The first session of the mini-Ministerial Green Room took place on Tuesday afternoon, and was attended by 28 invited delegations at the level of Ministers, senior officials and Ambassadors. This session discussed general aspects of the negotiations and the expectations for Hong Kong.
The 28 delegations included the EU, US, India, Brazil, Japan, Canada, Switzerland, Hong Kong, Zambia, New Zealand, Australia, Korea, South Africa, Malaysia, Lesotho, Benin, Chad, Thailand, Argentina, Mexico, Costa Rica, Jamaica, Egypt, Kenya, Pakistan and China.
On Tuesday night, another session was held to discuss agriculture, NAMA and services. Only Ministers (plus one official) were invited to this meeting. Another meeting on Wednesday morning, to discuss development issues, was also on a Minister-plus-one basis.
As several developing countries among the 28 delegations invited to the first session did not have Ministers attending, it was not possible for them to attend the other substantive sessions. The bias towards developed countries in the super Green Room thus became more pronounced.
The organizing of such a "Mini Ministerial Green Room" has major systemic implications for the decision-making process and structure in the WTO. Previous mini-Ministerials were organized and hosted by a particular WTO Member, and thus were not part of the official WTO process.
The Geneva meeting of 8-9 November was organized and hosted by the WTO Secretariat and chaired by the Director-General. The meeting has thus become part of the WTO's decision-making system, even though the meeting may be termed "informal."
In which case, several issues arise, some of which were voiced by the diplomats interviewed. These include the mandate to hold such a meeting, the basis for selecting delegations and Ministers, the choice of chairperson for such a meeting, the selection of topics, and the longstanding complaints of lack of transparency and of the inability of the majority of developing countries to participate.
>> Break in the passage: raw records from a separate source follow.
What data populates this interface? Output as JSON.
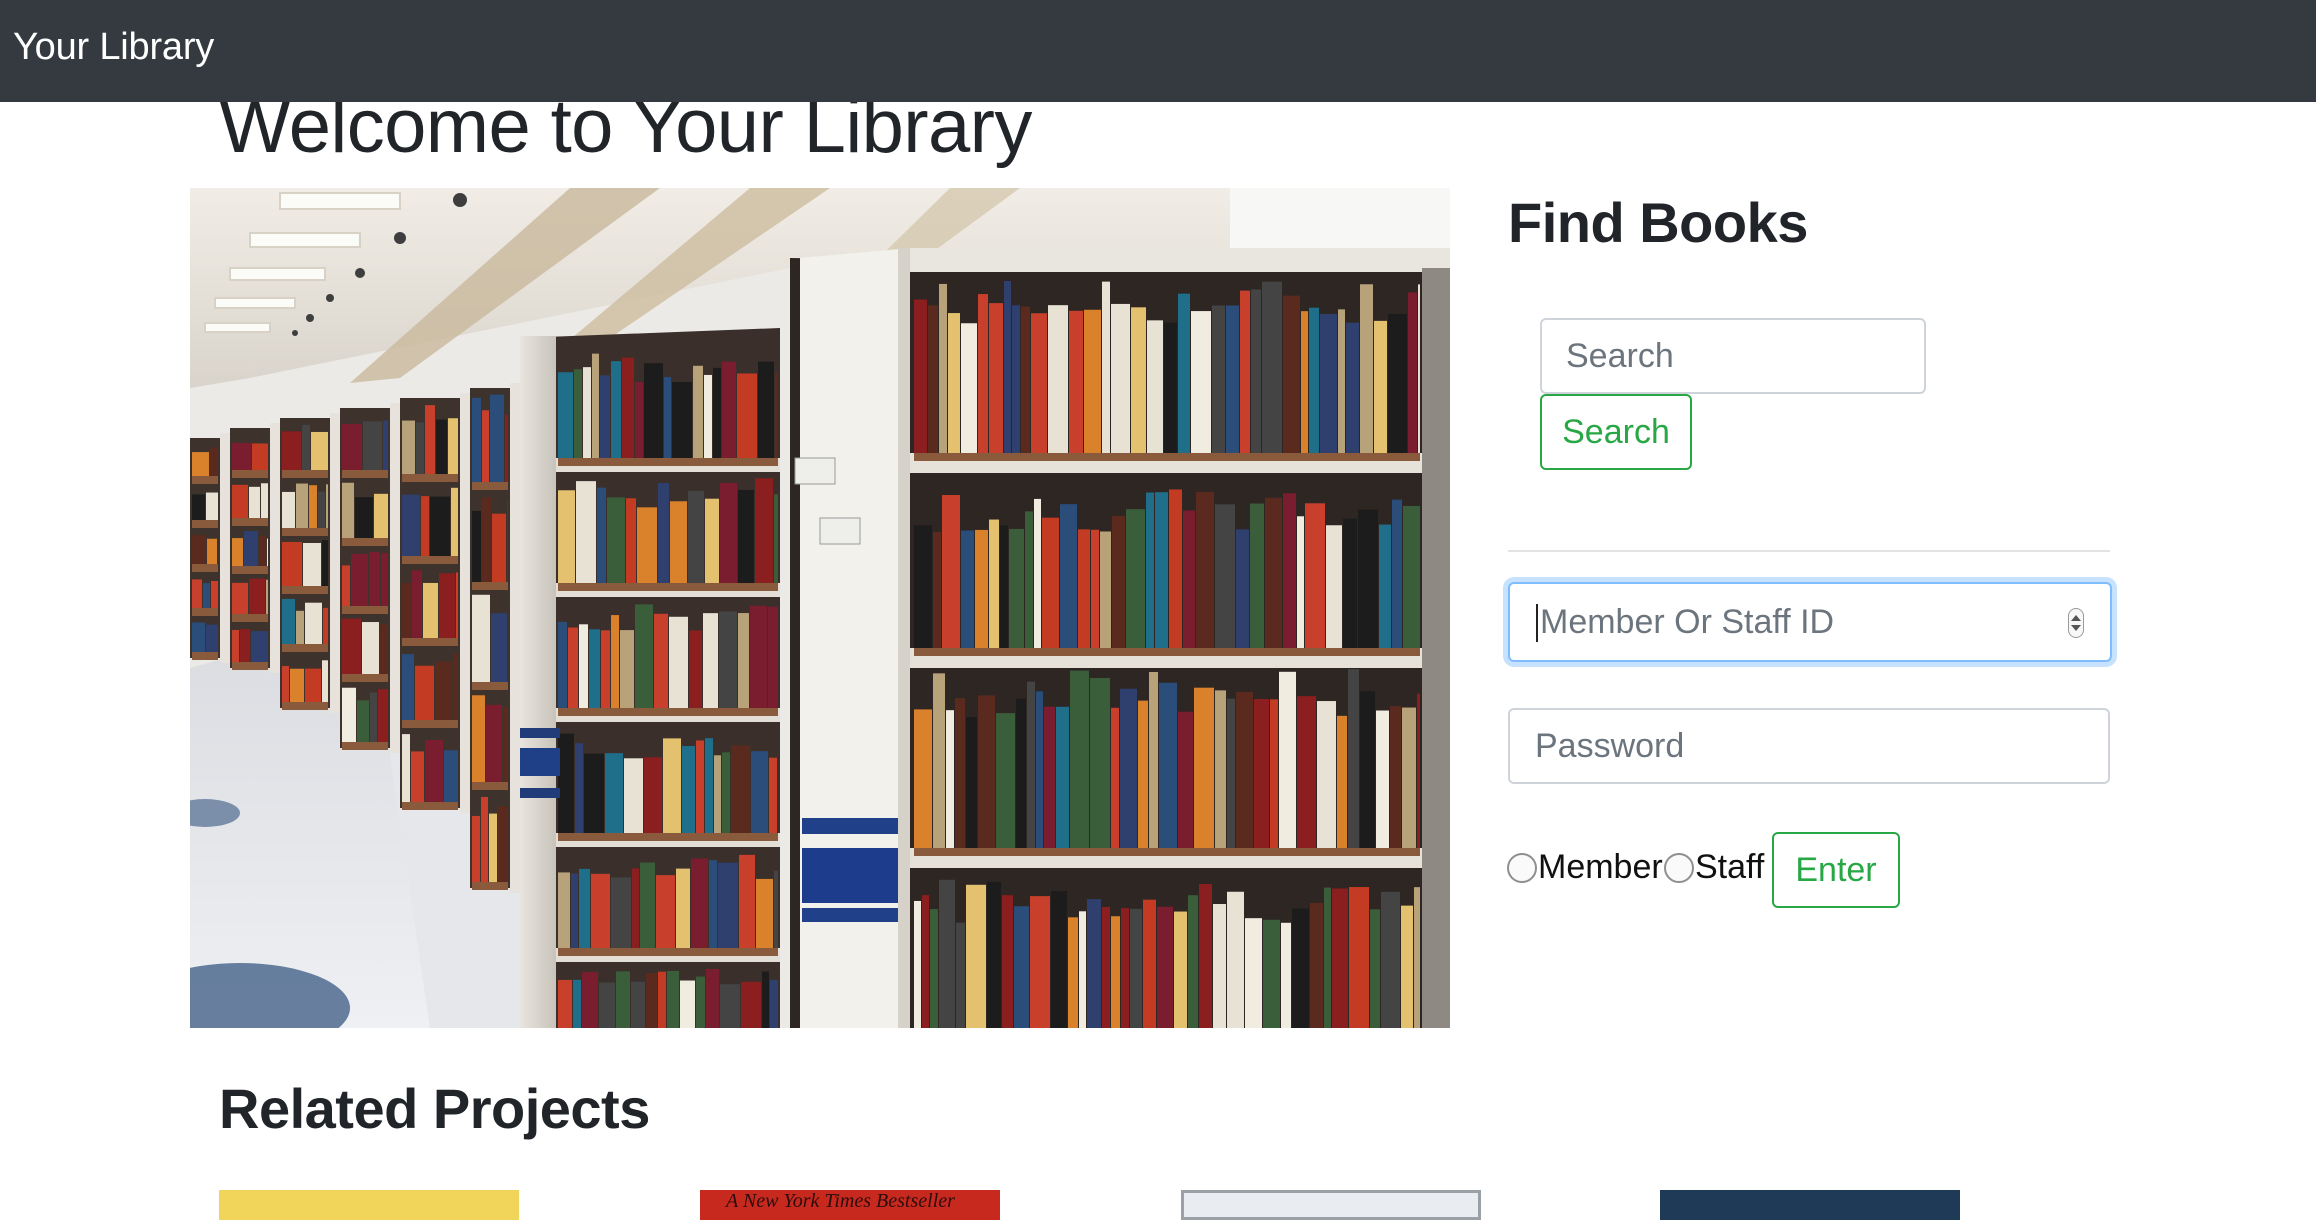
{
  "navbar": {
    "brand": "Your Library"
  },
  "page": {
    "heading": "Welcome to Your Library"
  },
  "hero": {
    "alt": "library bookshelves photo"
  },
  "find_books": {
    "title": "Find Books",
    "search_placeholder": "Search",
    "search_button": "Search"
  },
  "login": {
    "id_placeholder": "Member Or Staff ID",
    "password_placeholder": "Password",
    "radio_member": "Member",
    "radio_staff": "Staff",
    "enter_button": "Enter"
  },
  "related": {
    "title": "Related Projects",
    "thumbs": [
      {
        "color": "#f1d45a",
        "caption": ""
      },
      {
        "color": "#c8291f",
        "caption": "A New York Times Bestseller"
      },
      {
        "color": "#e9ecf1",
        "caption": ""
      },
      {
        "color": "#1e3a56",
        "caption": ""
      }
    ]
  },
  "colors": {
    "navbar_bg": "#343a40",
    "success": "#28a745",
    "focus_border": "#80bdff"
  }
}
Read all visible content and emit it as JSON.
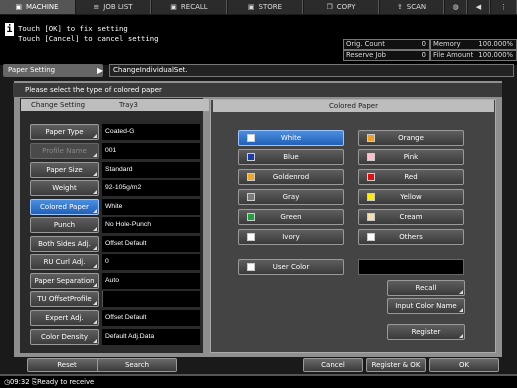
{
  "top_tabs": [
    {
      "label": "MACHINE",
      "icon": "printer-icon"
    },
    {
      "label": "JOB LIST",
      "icon": "list-icon"
    },
    {
      "label": "RECALL",
      "icon": "printer-icon"
    },
    {
      "label": "STORE",
      "icon": "printer-icon"
    },
    {
      "label": "COPY",
      "icon": "copy-icon"
    },
    {
      "label": "SCAN",
      "icon": "scan-icon"
    }
  ],
  "message": {
    "line1": "Touch [OK] to fix setting",
    "line2": "Touch [Cancel] to cancel setting"
  },
  "counters": {
    "orig_count_label": "Orig. Count",
    "orig_count_value": "0",
    "memory_label": "Memory",
    "memory_value": "100.000%",
    "reserve_job_label": "Reserve Job",
    "reserve_job_value": "0",
    "file_amount_label": "File Amount",
    "file_amount_value": "100.000%"
  },
  "breadcrumb": {
    "parent": "Paper Setting",
    "current": "ChangeIndividualSet."
  },
  "prompt": "Please select the type of colored paper",
  "left_header": {
    "title": "Change Setting",
    "tray": "Tray3"
  },
  "settings": [
    {
      "label": "Paper Type",
      "value": "Coated-G"
    },
    {
      "label": "Profile Name",
      "value": "001"
    },
    {
      "label": "Paper Size",
      "value": "Standard"
    },
    {
      "label": "Weight",
      "value": "92-105g/m2"
    },
    {
      "label": "Colored Paper",
      "value": "White"
    },
    {
      "label": "Punch",
      "value": "No Hole-Punch"
    },
    {
      "label": "Both Sides Adj.",
      "value": "Offset Default"
    },
    {
      "label": "RU Curl Adj.",
      "value": "0"
    },
    {
      "label": "Paper Separation",
      "value": "Auto"
    },
    {
      "label": "TU OffsetProfile",
      "value": ""
    },
    {
      "label": "Expert Adj.",
      "value": "Offset Default"
    },
    {
      "label": "Color Density",
      "value": "Default Adj.Data"
    }
  ],
  "right_header": "Colored Paper",
  "colors": [
    {
      "label": "White",
      "swatch": "#ffffff"
    },
    {
      "label": "Orange",
      "swatch": "#f0a020"
    },
    {
      "label": "Blue",
      "swatch": "#1a3caa"
    },
    {
      "label": "Pink",
      "swatch": "#ffc0cc"
    },
    {
      "label": "Goldenrod",
      "swatch": "#f0a820"
    },
    {
      "label": "Red",
      "swatch": "#e01010"
    },
    {
      "label": "Gray",
      "swatch": "#7a7a7a"
    },
    {
      "label": "Yellow",
      "swatch": "#ffee00"
    },
    {
      "label": "Green",
      "swatch": "#20a040"
    },
    {
      "label": "Cream",
      "swatch": "#f3dfb0"
    },
    {
      "label": "Ivory",
      "swatch": "#ffffff"
    },
    {
      "label": "Others",
      "swatch": "#ffffff"
    }
  ],
  "user_color_label": "User Color",
  "side_buttons": {
    "recall": "Recall",
    "input_color_name": "Input Color Name",
    "register": "Register"
  },
  "bottom": {
    "reset": "Reset",
    "search": "Search",
    "cancel": "Cancel",
    "register_ok": "Register & OK",
    "ok": "OK"
  },
  "status": {
    "time": "09:32",
    "text": "Ready to receive"
  }
}
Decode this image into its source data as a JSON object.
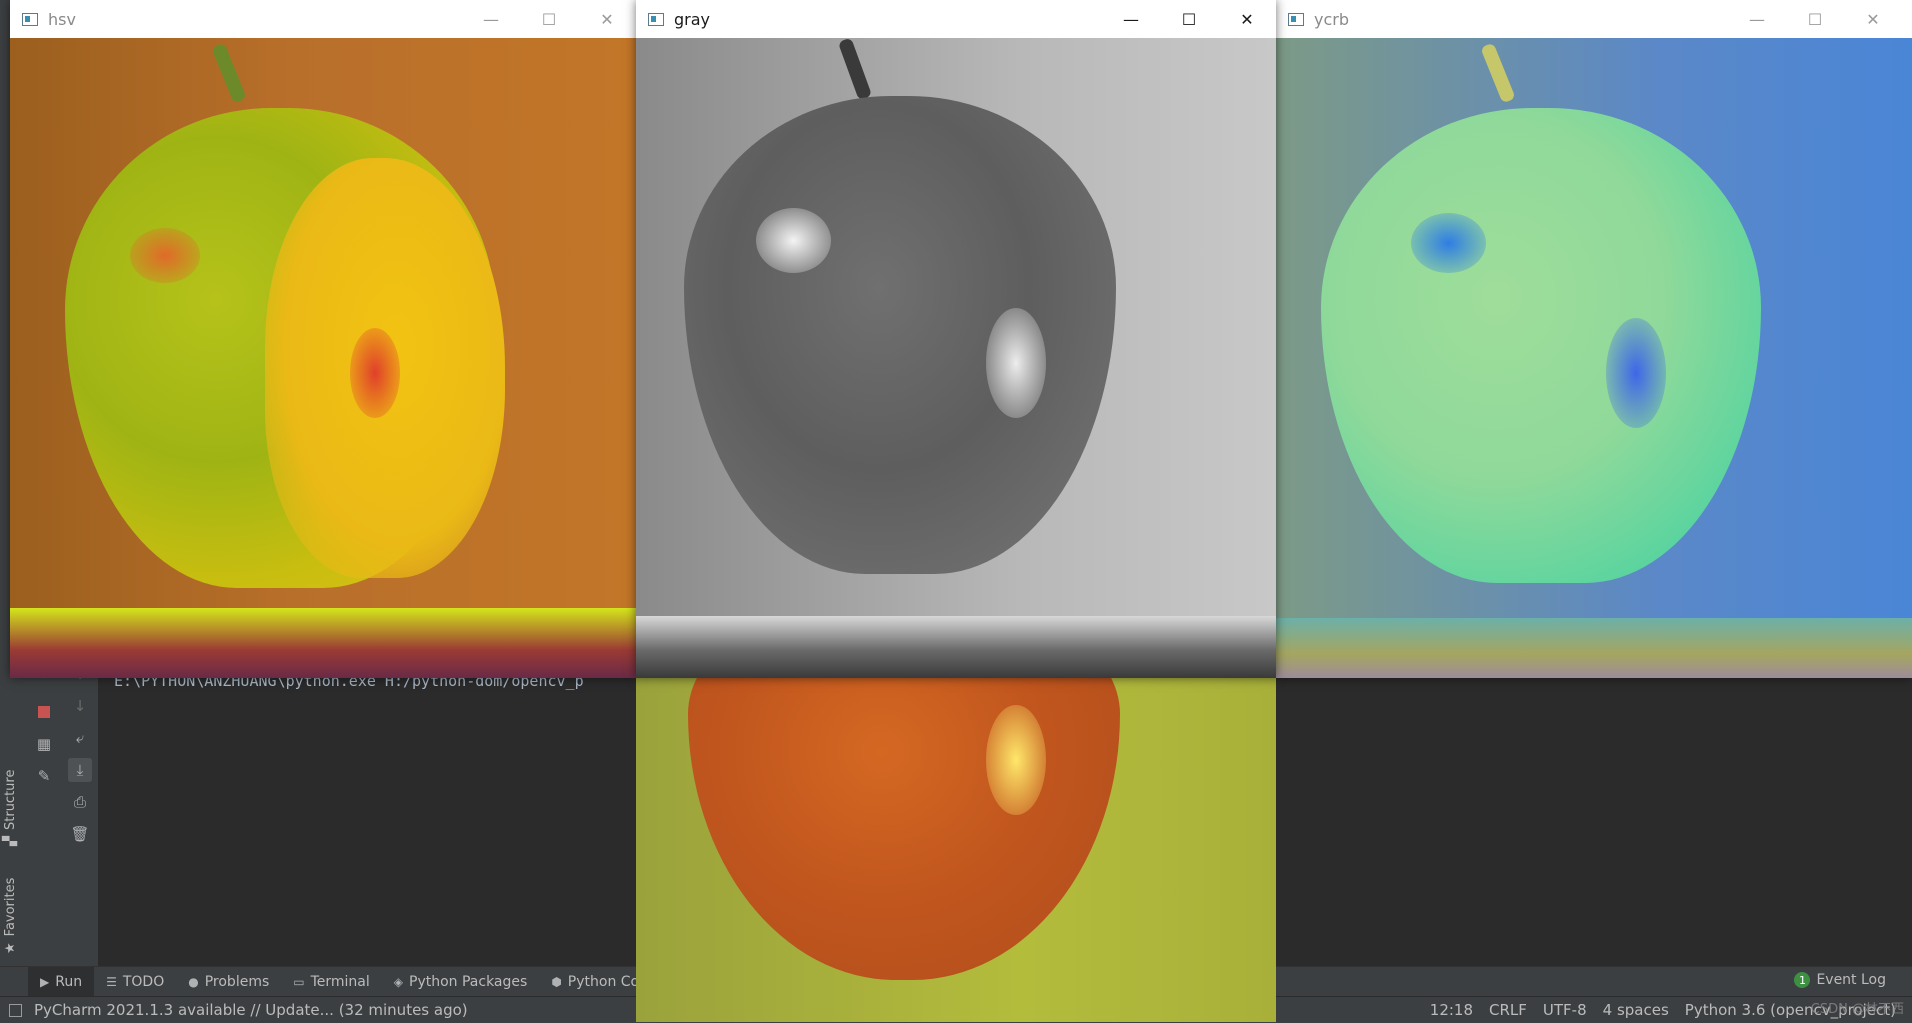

These concerns can be expected to increase if more mini-Ministerials and super Green Rooms are organized in the run up to Hong Kong and if selected Ministers are invited to draft texts.
[ This article was published in the SUNS, 10 Nov 2005 ]